With the additions of Kiko Calero and Juan Cruz, Bradford will have stiff competition for the important late innings. The groundball specialist needs his back to stay healthy. If so, his submarine style could be more effective as a complement to the flame throwers in the bullpen.
Worth keeping an eye on
It's doubtful they will make the team, but infielder Bobby Smith and outfielder Jack Cust are veterans who could see time in Oakland before the season is over.
Smith, a product of Oakland's Fremont High, played in 258 games for Tampa Bay from 1998-2002. Smith can play second, third and shortstop, giving the A's depth in the event of an injury.
Cust is a longtime favorite of Beane's, a power hitter who walks, but he doesn't have a natural position and strikes out a lot.
1. How quickly are the young starters ready for the majors and how quickly do they develop?
2. Is Swisher the next Rookie of the Year?
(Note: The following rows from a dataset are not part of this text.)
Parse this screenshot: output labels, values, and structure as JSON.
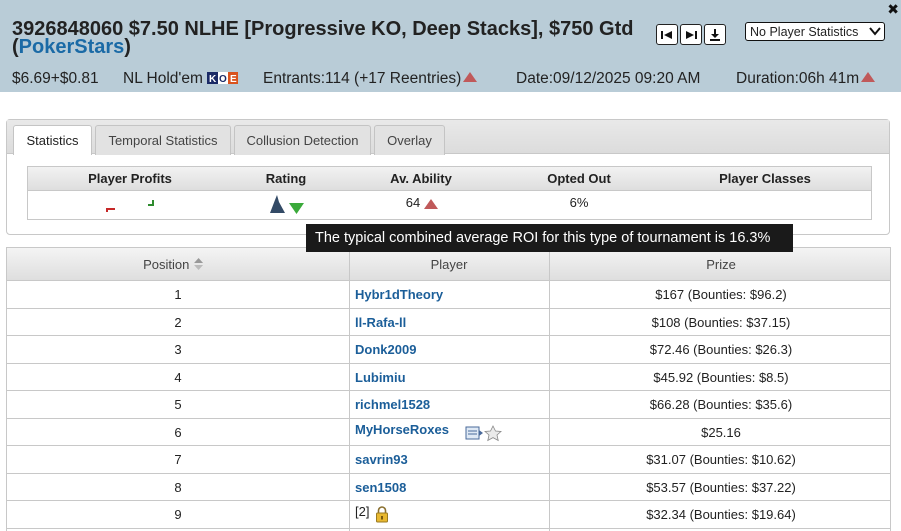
{
  "header": {
    "title_line1": "3926848060 $7.50 NLHE [Progressive KO, Deep Stacks], $750 Gtd",
    "title_paren_open": "(",
    "site": "PokerStars",
    "title_paren_close": ")",
    "buyin": "$6.69+$0.81",
    "game": "NL Hold'em",
    "entrants": "Entrants:114 (+17 Reentries)",
    "date": "Date:09/12/2025 09:20 AM",
    "duration": "Duration:06h 41m",
    "stats_select": "No Player Statistics",
    "ko_badge": "KO"
  },
  "tabs": [
    {
      "label": "Statistics",
      "active": true
    },
    {
      "label": "Temporal Statistics",
      "active": false
    },
    {
      "label": "Collusion Detection",
      "active": false
    },
    {
      "label": "Overlay",
      "active": false
    }
  ],
  "stats": {
    "headers": [
      "Player Profits",
      "Rating",
      "Av. Ability",
      "Opted Out",
      "Player Classes"
    ],
    "av_ability": "64",
    "opted_out": "6%"
  },
  "tooltip": "The typical combined average ROI for this type of tournament is 16.3%",
  "results": {
    "headers": [
      "Position",
      "Player",
      "Prize"
    ],
    "rows": [
      {
        "pos": "1",
        "player": "Hybr1dTheory",
        "prize": "$167  (Bounties: $96.2)"
      },
      {
        "pos": "2",
        "player": "ll-Rafa-ll",
        "prize": "$108  (Bounties: $37.15)"
      },
      {
        "pos": "3",
        "player": "Donk2009",
        "prize": "$72.46  (Bounties: $26.3)"
      },
      {
        "pos": "4",
        "player": "Lubimiu",
        "prize": "$45.92  (Bounties: $8.5)"
      },
      {
        "pos": "5",
        "player": "richmel1528",
        "prize": "$66.28  (Bounties: $35.6)"
      },
      {
        "pos": "6",
        "player": "MyHorseRoxes",
        "prize": "$25.16"
      },
      {
        "pos": "7",
        "player": "savrin93",
        "prize": "$31.07  (Bounties: $10.62)"
      },
      {
        "pos": "8",
        "player": "sen1508",
        "prize": "$53.57  (Bounties: $37.22)"
      },
      {
        "pos": "9",
        "player": "[2]",
        "prize": "$32.34  (Bounties: $19.64)"
      }
    ]
  },
  "colors": {
    "header_bg": "#b9ccd7",
    "link": "#1b5e99",
    "up_arrow": "#c0595a",
    "down_arrow": "#3aaa3a"
  }
}
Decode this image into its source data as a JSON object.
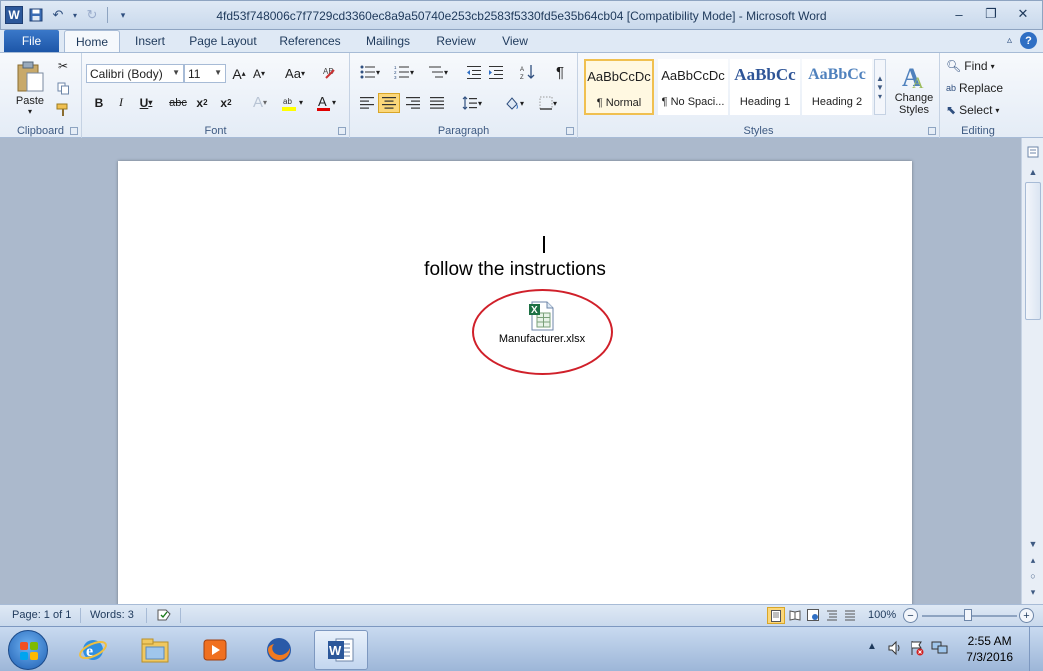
{
  "window": {
    "title": "4fd53f748006c7f7729cd3360ec8a9a50740e253cb2583f5330fd5e35b64cb04 [Compatibility Mode]  -  Microsoft Word",
    "logo_letter": "W"
  },
  "tabs": {
    "file": "File",
    "items": [
      "Home",
      "Insert",
      "Page Layout",
      "References",
      "Mailings",
      "Review",
      "View"
    ],
    "active": "Home",
    "help_symbol": "?"
  },
  "ribbon": {
    "clipboard": {
      "label": "Clipboard",
      "paste": "Paste"
    },
    "font": {
      "label": "Font",
      "font_name": "Calibri (Body)",
      "font_size": "11"
    },
    "paragraph": {
      "label": "Paragraph"
    },
    "styles": {
      "label": "Styles",
      "items": [
        {
          "sample": "AaBbCcDc",
          "name": "¶ Normal"
        },
        {
          "sample": "AaBbCcDc",
          "name": "¶ No Spaci..."
        },
        {
          "sample": "AaBbCc",
          "name": "Heading 1"
        },
        {
          "sample": "AaBbCc",
          "name": "Heading 2"
        }
      ],
      "change_styles_line1": "Change",
      "change_styles_line2": "Styles"
    },
    "editing": {
      "label": "Editing",
      "find": "Find",
      "replace": "Replace",
      "select": "Select"
    }
  },
  "document": {
    "body_text": "follow the instructions",
    "attachment_name": "Manufacturer.xlsx"
  },
  "statusbar": {
    "page": "Page: 1 of 1",
    "words": "Words: 3",
    "zoom": "100%",
    "zoom_level_percent": 100
  },
  "taskbar": {
    "time": "2:55 AM",
    "date": "7/3/2016"
  },
  "colors": {
    "accent": "#2b579a",
    "annotation_circle": "#d0202a",
    "file_tab": "#1d56a8"
  }
}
3. Will Octavio Dotel be available for four-plus outs to close out games or will elbow tendinitis limit him to one inning?
4. Can Barry Zito regain the form as one of the league's elite pitchers?
5. Will shortstop Bobby Crosby continue to improve or endure a sophomore jinx?
| By orangeman on Friday, February 18, 2005 - 08:44 am:|
"Will shortstop Bobby Crosby continue to improve or endure a sophomore jinx?"
I'll say this much, he'd better not, or else it's going to be a very rough year. Let's not forget, Crosby only hit .241 and struck out a lot. I love the guy, but he basically won the Rookie of the Year by default.
| By deajay on Friday, February 18, 2005 - 09:32 am:|
Yeh, and he hit only .218 at home; .258 on the road.
| By steve on Saturday, February 19, 2005 - 06:08 pm:|
Bobby Kielty: "All I did this off-season was hit."
This isn't what I wanted to hear from Bobby Kielty. All the swings in the world from the left side aren't going to help that much. What, had he never taken so much bp hitting left previously? This is something new for him? I don't think so. Geesh.
You think Byrnes doesn't have a strong arm? Did ANYONE watch this Kielty guy last year? Ha. He cannot throw - at all.
What I would have liked to have heard - "All I did this off-season was hit right and work on my defense/arm-strength. I'm a big boy now, and can even reach the cut!"